  5. ^ a b "CD News" by Pete Howard for Rolling Stone magazine, 14–28 December 1989, page 216
  6. ^ Trust, Gary (2018-05-30). "In 1998, 'Iris,' 'Torn,' & Other Radio Smashes Hit the Hot 100 at Last After a Key Rule Change". Billboard. Retrieved 2024-05-03.
  7. ^ "Napster blamed for CD singles slump". 2001-02-26. Retrieved 2024-05-03.
  8. ^ "Target signals the death of the single in the USA". 2001-10-28. Archived from the original on 2001-10-28. Retrieved 2024-05-03.
  9. ^ "CD single sales surge in the UK as Ed Sheeran, ABBA, Coldplay and more return to the format". Official Charts. 24 September 2021. Retrieved 1 January 2022.
  10. ^ "CD single sales surge in the UK as Ed Sheeran, ABBA, Coldplay and more return to the format". Official Charts. 24 September 2021. Retrieved 1 January 2022.
  11. ^ a b c Wallop, Harry (26 May 2008). "CD singles off the shelves at Woolworths". The Daily Telegraph.

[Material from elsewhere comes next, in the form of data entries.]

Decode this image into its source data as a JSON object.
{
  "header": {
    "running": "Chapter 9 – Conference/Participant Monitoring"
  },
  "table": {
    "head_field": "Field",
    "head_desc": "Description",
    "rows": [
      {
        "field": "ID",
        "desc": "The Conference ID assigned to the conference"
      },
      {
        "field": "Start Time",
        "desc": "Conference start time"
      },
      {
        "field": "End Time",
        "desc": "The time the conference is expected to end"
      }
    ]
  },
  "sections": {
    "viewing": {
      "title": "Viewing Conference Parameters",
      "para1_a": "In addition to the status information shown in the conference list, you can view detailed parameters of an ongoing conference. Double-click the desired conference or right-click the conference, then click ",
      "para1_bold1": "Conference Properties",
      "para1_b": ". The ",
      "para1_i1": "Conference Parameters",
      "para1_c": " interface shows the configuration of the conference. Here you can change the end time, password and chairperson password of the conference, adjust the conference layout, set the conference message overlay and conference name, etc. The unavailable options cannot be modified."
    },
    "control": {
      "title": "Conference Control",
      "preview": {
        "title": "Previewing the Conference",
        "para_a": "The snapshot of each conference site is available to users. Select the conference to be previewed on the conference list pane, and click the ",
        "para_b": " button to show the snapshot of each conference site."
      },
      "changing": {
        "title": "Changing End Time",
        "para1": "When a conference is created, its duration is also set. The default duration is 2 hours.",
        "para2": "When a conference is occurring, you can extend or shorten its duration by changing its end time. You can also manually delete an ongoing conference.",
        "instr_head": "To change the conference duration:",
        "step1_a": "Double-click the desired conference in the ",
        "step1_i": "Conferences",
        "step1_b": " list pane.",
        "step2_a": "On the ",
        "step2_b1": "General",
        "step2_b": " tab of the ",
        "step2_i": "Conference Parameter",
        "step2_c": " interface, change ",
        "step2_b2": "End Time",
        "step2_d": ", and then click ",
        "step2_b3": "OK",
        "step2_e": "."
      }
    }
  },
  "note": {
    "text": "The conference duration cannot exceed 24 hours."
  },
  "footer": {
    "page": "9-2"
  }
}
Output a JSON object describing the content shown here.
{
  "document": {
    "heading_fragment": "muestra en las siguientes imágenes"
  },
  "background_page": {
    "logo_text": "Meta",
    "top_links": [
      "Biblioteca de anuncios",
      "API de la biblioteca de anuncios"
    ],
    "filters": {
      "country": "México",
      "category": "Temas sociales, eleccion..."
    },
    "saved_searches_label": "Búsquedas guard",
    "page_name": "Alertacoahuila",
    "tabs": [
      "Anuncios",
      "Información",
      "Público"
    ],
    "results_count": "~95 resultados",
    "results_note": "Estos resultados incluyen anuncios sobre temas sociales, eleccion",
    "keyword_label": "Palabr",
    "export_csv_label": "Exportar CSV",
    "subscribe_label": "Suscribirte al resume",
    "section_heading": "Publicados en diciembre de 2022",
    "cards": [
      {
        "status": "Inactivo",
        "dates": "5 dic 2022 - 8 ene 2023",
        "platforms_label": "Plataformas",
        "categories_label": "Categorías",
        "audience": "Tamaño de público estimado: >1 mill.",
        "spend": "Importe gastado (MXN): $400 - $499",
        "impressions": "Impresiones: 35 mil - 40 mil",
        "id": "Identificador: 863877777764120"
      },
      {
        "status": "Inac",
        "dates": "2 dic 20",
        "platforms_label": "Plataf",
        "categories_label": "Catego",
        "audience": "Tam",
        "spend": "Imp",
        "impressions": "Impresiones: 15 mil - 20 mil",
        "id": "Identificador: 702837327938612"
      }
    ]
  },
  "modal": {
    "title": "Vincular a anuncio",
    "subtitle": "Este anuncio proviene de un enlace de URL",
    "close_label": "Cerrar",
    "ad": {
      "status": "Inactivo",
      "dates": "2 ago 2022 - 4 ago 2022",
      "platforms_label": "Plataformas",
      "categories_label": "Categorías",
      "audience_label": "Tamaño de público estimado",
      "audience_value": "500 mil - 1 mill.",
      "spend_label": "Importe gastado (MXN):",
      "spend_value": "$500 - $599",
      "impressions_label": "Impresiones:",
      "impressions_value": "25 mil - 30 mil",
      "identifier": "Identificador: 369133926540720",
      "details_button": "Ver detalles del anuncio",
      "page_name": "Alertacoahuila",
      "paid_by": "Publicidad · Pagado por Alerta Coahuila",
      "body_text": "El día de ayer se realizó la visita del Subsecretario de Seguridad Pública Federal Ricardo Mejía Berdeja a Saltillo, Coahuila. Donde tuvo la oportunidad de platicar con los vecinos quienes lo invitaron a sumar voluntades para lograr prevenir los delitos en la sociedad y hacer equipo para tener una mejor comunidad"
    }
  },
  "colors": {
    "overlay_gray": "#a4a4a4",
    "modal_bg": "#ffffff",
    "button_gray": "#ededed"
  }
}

London. Archived from the original on 2022-01-12. Retrieved 20 August 2009.
  12. ^ a b Dangerfield, Andy (23 July 2007). "Can the CD single be saved?". BBC News. London. Retrieved 15 November 2012.
  13. ^ Sean Michaels (8 January 2009). "UK singles sales hit record high in 2008". the Guardian.
  14. ^ Khan, Urmee (23 October 2009). "Sales of music singles hit record levels thanks to internet downloads". The Daily Telegraph. London. Archived from the original on 2022-01-12. Retrieved 15 November 2012.
  15. ^ "CD single sales surge in the UK as Ed Sheeran, ABBA, Coldplay and more return to the format". Official Charts. 24 September 2021. Retrieved 1 January 2022.
  16. ^ Williams, Paul (26 February 2000). "Cassette goes into freefall as growth of CD fails to make up the shortfall" (PDF). Music Week. pp. 10–11 – via WorldRadioHistory.
  17. ^ "Album sales hit all-time high - but profits slide". 17 August 2003.
  18. ^ Ruki Sayid (26 May 2008). "CD singles to be axed as sales fall". mirror.
  19. ^ metrowebukmetro (25 March 2011). "Arcade Fire's label Mercury Records abolishes physical CD singles - Metro News". Metro.
  20. ^ Rosie Swash (15 July 2009). "A chart hit with 64 sales?". the Guardian.
  21. ^ "CD single sales surge in the UK as Ed Sheeran, ABBA, Coldplay and more return to the format". Official Charts. 24 September 2021. Retrieved 1 January 2022.
  22. ^ Adams, Cameron (2 July 2009). "JB HiFi stops selling CD singles because of declining sales". Herald Sun. Retrieved 15 July 2009.
  23. ^ Thompson, Dave. The Music Lover's Guide to Record Collecting". "CD-3s Good Things Don’t Always Come In Small Packages".
  24. ^ a b The Music Lover's Guide to Record Collecting - By Dave Thompson
  25. ^ Kawa no Nagare no Yoni 8cm CD by Hibari Misora. Retrieved 22 November 2019.
  26. ^ Thompson, Dave. The Music Lover's Guide to Record Collecting.
  27. ^ "80 mm CD: Minus size - plus portability - ExtensivelyReviewed".
  28. ^ Red Book (CD standard)